I guess it’s in songs that stayed with me, not just books. I think very early on, I heard Sam Cooke singing ‘A Change is Gonna Come’ - songs like those stay with you. Later on, reggae filled my head with lots of words, meaning and life affirmations. Marley came into my life, Burning Spear and people like Marvin Gaye and Stevie Wonder. Films too! Going back even further, I used to love the 8 reel comedies of Charlie Chaplin, Buster Keaton and Harold Lloyd. When you look into Charlie Chaplin’s work now, as an adult, you can see that he was writing or performing about his memories living in South London. ‘The Kid’, up to this day, makes me almost weep. It’s about an orphan he’s trying to look after and the social services are trying to take that kid away from him. You could tell that’s from life experience. So I can even get something out of those short stories, I can relate to them, or I can say, ‘Oh right, somebody’s talking or wants to tell a story about my world.’

How did you adapt language to relate to Young Adult readers?

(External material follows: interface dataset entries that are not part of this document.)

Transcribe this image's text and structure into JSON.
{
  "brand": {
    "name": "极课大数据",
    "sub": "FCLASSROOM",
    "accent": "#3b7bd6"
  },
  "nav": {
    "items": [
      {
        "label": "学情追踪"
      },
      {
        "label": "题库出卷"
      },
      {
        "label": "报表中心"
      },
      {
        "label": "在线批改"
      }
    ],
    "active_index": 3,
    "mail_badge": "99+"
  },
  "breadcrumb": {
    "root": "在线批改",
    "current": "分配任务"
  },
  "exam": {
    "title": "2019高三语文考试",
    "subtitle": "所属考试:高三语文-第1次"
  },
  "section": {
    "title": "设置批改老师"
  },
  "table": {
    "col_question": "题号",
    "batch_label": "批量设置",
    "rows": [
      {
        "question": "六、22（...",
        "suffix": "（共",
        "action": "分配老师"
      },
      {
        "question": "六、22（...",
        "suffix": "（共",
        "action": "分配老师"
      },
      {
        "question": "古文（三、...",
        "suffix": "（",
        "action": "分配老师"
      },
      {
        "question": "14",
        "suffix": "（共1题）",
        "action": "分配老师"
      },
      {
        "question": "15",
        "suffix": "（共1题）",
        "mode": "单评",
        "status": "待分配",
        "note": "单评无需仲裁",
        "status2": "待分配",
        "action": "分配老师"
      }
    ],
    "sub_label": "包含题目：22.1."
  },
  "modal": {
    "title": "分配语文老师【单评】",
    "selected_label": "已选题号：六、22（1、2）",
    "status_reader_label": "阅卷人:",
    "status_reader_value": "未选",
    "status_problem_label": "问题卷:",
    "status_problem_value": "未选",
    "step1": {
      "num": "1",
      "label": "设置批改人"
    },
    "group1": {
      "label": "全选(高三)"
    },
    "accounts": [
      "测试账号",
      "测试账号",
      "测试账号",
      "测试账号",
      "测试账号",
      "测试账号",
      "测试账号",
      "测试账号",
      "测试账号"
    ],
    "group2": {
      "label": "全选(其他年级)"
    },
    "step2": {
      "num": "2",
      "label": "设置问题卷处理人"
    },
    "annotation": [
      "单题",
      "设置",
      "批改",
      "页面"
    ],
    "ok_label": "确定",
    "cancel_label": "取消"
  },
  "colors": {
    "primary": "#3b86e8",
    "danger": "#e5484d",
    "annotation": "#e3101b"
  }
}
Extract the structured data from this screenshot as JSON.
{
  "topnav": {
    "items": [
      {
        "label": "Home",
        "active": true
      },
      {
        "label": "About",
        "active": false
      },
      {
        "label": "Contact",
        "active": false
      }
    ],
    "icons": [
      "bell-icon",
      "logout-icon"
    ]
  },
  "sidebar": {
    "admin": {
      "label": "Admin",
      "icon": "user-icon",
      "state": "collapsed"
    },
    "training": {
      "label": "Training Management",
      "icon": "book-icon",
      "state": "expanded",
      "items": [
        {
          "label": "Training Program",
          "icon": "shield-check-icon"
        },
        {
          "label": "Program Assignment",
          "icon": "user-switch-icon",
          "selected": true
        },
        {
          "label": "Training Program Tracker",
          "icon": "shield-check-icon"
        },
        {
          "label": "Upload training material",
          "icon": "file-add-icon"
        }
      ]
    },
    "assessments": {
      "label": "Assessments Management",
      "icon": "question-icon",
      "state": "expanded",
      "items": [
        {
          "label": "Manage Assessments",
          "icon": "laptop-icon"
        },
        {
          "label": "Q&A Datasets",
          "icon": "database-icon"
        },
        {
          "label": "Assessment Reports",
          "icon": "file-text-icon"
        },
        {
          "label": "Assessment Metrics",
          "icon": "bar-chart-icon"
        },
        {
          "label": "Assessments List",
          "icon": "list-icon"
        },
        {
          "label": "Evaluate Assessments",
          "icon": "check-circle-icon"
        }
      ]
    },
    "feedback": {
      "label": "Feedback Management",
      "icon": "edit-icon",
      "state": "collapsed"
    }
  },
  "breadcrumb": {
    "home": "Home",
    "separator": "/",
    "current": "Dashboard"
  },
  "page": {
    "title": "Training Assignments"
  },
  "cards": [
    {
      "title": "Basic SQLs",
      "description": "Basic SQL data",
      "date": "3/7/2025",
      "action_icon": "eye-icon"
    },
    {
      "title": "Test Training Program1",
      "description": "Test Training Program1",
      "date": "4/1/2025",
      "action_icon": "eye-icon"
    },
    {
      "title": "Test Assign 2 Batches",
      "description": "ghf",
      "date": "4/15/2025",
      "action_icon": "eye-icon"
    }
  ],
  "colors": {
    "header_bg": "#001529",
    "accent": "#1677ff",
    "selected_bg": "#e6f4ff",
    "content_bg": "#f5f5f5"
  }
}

You have to engage children, don’t you? People forget that language changes. I mean, obviously, we do not speak as per a Shakespeare play. Language has moved on. Language has evolved because writers such as Tolkien and writers before him have come up with new words, and slang has come into the mainstream – that’s how language changes. If you’re innovative, young people love that so they buy into it. It’s like music - music evolves doesn’t it? Like Rock ‘N’ Roll turned into British Beat Pop and so on, and then hard rock, progressive rock, so it moves along. Writing does the same thing. Writers coming up with new ideas and innovations and ways to use English language. What I like about it is that it evolves almost every few months. It never stands still and so as a writer it’s very hard to ‘nail it’ – you have to have an ear for it first. Pay attention. It’s really difficult to lock down so I thought it might be easier if I could kind of poach a phrase here, a phrase there and then mix in my own kind of concoctions. That’s what you see in Liccle Bit and Crongton Knights. Rigidness in language, for me, is not a way to engage children in the love of books and story-telling, and that’s what you really want as a lover of books - you want reading for pleasure.